from which we induce the system of the language. Skill in correction of errors lies in the
direction of exploiting the incorrect forms produced by the learner in a controlled fashion.
Conclusion:
This study has been devoted to introduce what error analysis is and what sort of
relationship it has with language teaching, and what contribution it provides for language
teaching studies. The aims of the studies regarding error analysis can be summarized as
follows:
• Error analysis identifies the strategies that language learners use.
• It looks for the answer of the question ‘why do learners make errors?’
• It determines the common difficulties in learning and helps teachers to develop materials for
remedial teaching.
In short, error analysis has twofold aims including theoretical and practical aspects.
Theoretical objectives contribute to the linguistics studies and the most obvious practical use
of the error analysis is to the teacher. Errors provide feedback about the effectiveness of his
teaching techniques and show him what part of the syllabus he has been following needs
further attention. They enable him to decide on whether to move on to the next item or not.
Studying the learner language in terms of the errors is something that teachers have always
done for very practical reasons. Through the results of tests and examinations, the errors that
learners make are a major element in the feedback system of the teaching-learning process.
For this reason, it is important that the teacher should be
able to not only detect and describe the errors from a linguistic view, but also understand the
psychological reasons for their occurrences. Therefore, the diagnoses and treatment of errors
is one of the fundamental skills of the teacher. Correction of errors is as important as
identification and description of them. In fact, the last two are preliminary for error treatment.
The sources and the sorts of the errors are determiners for the sort of feedback. In conclusion,
the inevitable existence of errors has led researchers to study on them and find out the natural

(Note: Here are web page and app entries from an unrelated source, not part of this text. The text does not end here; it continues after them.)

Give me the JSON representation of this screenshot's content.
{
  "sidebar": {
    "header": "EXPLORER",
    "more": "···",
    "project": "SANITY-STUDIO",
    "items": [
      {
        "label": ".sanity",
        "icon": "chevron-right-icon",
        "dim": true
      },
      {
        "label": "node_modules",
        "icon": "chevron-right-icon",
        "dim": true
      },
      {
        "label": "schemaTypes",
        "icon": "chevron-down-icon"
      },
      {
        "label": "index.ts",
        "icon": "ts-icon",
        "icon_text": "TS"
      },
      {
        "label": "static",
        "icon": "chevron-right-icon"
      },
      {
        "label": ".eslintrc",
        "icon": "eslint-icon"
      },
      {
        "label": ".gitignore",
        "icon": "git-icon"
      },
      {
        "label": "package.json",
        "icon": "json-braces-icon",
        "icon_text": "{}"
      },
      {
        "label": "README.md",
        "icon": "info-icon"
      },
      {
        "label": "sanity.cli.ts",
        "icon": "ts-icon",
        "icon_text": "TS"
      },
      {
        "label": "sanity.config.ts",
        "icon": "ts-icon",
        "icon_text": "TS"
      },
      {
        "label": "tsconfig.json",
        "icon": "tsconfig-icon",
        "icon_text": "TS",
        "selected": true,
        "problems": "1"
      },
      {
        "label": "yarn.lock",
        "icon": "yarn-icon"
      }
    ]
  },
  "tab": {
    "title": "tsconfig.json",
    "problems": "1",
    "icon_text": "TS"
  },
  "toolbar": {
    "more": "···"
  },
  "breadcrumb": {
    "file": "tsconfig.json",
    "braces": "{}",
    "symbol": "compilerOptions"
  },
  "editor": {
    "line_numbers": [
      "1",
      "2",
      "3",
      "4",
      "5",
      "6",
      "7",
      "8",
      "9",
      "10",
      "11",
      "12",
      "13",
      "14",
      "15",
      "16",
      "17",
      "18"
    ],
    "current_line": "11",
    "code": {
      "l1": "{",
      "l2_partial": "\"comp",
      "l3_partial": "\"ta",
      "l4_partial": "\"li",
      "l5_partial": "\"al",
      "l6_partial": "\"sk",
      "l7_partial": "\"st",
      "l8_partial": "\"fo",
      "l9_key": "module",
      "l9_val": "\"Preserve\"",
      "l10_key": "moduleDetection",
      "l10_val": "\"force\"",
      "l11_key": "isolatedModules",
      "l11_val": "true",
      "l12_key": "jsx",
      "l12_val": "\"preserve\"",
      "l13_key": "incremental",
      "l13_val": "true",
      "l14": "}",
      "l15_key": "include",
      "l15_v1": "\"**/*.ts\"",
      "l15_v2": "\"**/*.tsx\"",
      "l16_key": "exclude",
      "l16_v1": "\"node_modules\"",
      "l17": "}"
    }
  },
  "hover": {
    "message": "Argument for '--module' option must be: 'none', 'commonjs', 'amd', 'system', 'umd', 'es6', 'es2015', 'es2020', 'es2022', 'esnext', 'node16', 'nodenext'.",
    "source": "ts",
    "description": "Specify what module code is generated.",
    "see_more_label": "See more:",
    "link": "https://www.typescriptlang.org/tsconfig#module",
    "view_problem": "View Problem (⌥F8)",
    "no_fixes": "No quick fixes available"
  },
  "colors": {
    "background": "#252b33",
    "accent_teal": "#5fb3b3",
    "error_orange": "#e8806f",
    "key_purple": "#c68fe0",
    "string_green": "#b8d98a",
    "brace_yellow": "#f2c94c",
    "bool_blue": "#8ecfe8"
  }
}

steps for language learning. Findings of error analysis function as facilitator in language
teaching in many ways only if the teacher is aware of them and able to make use of them in
the teaching process appropriately.